Issue 2, Spring 2003

In Depth: Having it All at Havasu

Western Arizona has been inundated with change, as cities and towns along the Colorado River grow with increasing tourism and retirement dollars. An influx of new money has brought power recreational users, such as ORV riders and personal watercraft enthusiasts, to previously mellow desert towns like Parker, Topock, and Hope. Many residents are struggling to hold on to a slower pace of life, which includes preserving open space in the face of development pressures that can alter community history on the land.

But residents of western Arizona are ideally situated to embrace a proposal put forth by the Arizona Wilderness Coalition that could provide lasting safeguards for western Arizona heritage and its desert grandeur—a pitch for more than 180,000 acres of Wilderness, including spectacular areas on Crossman Peak, the Buckskin Mountains, Planet Peak, and Mohave Wash.

The population of western Arizona has nearly doubled since these lands were studied as part of the Bureau of Land Management (BLM) Wilderness Inventory submitted for the Arizona Desert Wilderness Act of 1990.

Lake Havasu from Crossman Peak. Photo by Jay Krienitz.
Lake Havasu, as seen from Crossman Peak.
Photo by Jay Krienitz.

The Coalition has evaluated these public lands—currently managed by the BLM Lake Havasu Field Office—and found that they contain outstanding wilderness characteristics. AWC has entered into the BLM’s public participation process for Lake Havasu to provide a wilderness alternative within the public land use decision-making process.

Inventory volunteers. Photo by Jay Krienitz.
Inventory volunteers assist AWC in the Harcuvar Mountains.
Photo by Jay Krienitz.

“The fact is, these lands are Wilderness already,” says AWC Western Deserts Regional Coordinator Jay Krienitz. “We are simply trying to give them the protection that will help preserve the way of life that has always existed out here. People who ride responsibly will see that favorite ORV areas and accessible wilderness vistas are still available to the local population.”

In assessing the variety of areas now part of the AWC proposal, Krienitz and his team of wilderness inventory volunteers documented that the most physical impacts to the land were near or just outside of towns. This suggests that boundaries for recreational uses need to be put in place to prevent further off-road damage to the fragile desert ecosystems that surround towns like Parker, Kingman, and Lake Havasu City.

Off-raod vehicle damage. Photo by Jay Krienitz.
Off-road vehicle use can severely damage desert ecosystems. Photo by Jay Krienitz.

Parker, for example, holds a large off-road vehicle event—the Parker 400—in an area between two already-designated wilderness areas, the Gibraltar Mountains Wilderness and East Cactus Plain Wilderness, the southern boundary near the Swansea Wilderness, and north of Planet Peak proposed area. After-race partying often results in new trails and illegal corridors where ORV riders have camped and spent the day.

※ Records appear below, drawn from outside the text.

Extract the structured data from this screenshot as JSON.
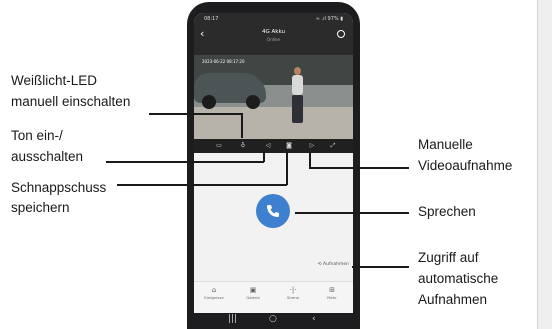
{
  "annotations": {
    "led": [
      "Weißlicht-LED",
      "manuell einschalten"
    ],
    "ton": [
      "Ton ein-/",
      "ausschalten"
    ],
    "snapshot": [
      "Schnappschuss",
      "speichern"
    ],
    "video": [
      "Manuelle",
      "Videoaufnahme"
    ],
    "sprechen": "Sprechen",
    "zugriff": [
      "Zugriff auf",
      "automatische",
      "Aufnahmen"
    ]
  },
  "app": {
    "status_time": "08:17",
    "status_battery": "≈ .ıl 97% ▮",
    "back_icon": "‹",
    "title": "4G Akku",
    "subtitle": "Online",
    "video_timestamp": "2023-06-22 08:17:20",
    "aufnahmen_label": "Aufnahmen",
    "nav": [
      {
        "icon": "⌂",
        "label": "Ereignisse"
      },
      {
        "icon": "▣",
        "label": "Galerie"
      },
      {
        "icon": "·|·",
        "label": "Sirene"
      },
      {
        "icon": "⊞",
        "label": "Mehr"
      }
    ]
  },
  "system": {
    "recent": "|||",
    "home": "○",
    "back": "‹"
  },
  "colors": {
    "call_button": "#3f7fcf",
    "phone_frame": "#1d1d1f"
  }
}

“As many desert lovers know, the ecology here is fragile and unique,” says Krienitz. “The number of different species in the Sonoran Desert may be one of the highest in the world. The areas the AWC is proposing will help to keep the natural balance of these ecosystems intact. Recent studies show that roads and ORV destruction may be the single-largest threat to sensitive desert lands.”

The AWC recently attended scoping meetings in several of the towns that abut the proposed wilderness, in effort to educate the citizens about the benefits of wilderness to local economies and to future generations. The response was less than welcoming.

“The ORV community has become a political force to be reckoned with and is dominating public land meetings in western Arizona,” says Krienitz. “Many of them see no harm in driving off established or designated routes and roads.”

Krienitz has seen comments that flowed forth from the first round of public meetings at the BLM’s Lake Havasu Field Office in February, many of which state that it is their “right” to travel into the heart of wild places that are not yet designated as Wilderness. “The BLM is obligated to mitigate this problem, as they are legally required to prevent unnecessary or undue degradation of lands considered for wilderness designation,” says Krienitz.

The AWC is providing the BLM with a detailed narrative that describes the wilderness characteristics of the areas and significantly enhances prior BLM inventories. Krienitz is providing maps and photographic evidence and itemizing the species and recreational values of the areas.

The results of AWC’s hard work will be rewarded in the fall, when the BLM presents the AWC wilderness proposal as one of its alternatives for the public to support at the next round of public meetings in late 2003. The AWC will need overwhelming support for its proposal to staunchly defeat the ORV contingent that has carved a user niche for itself into western Arizona’s economy. Stay tuned!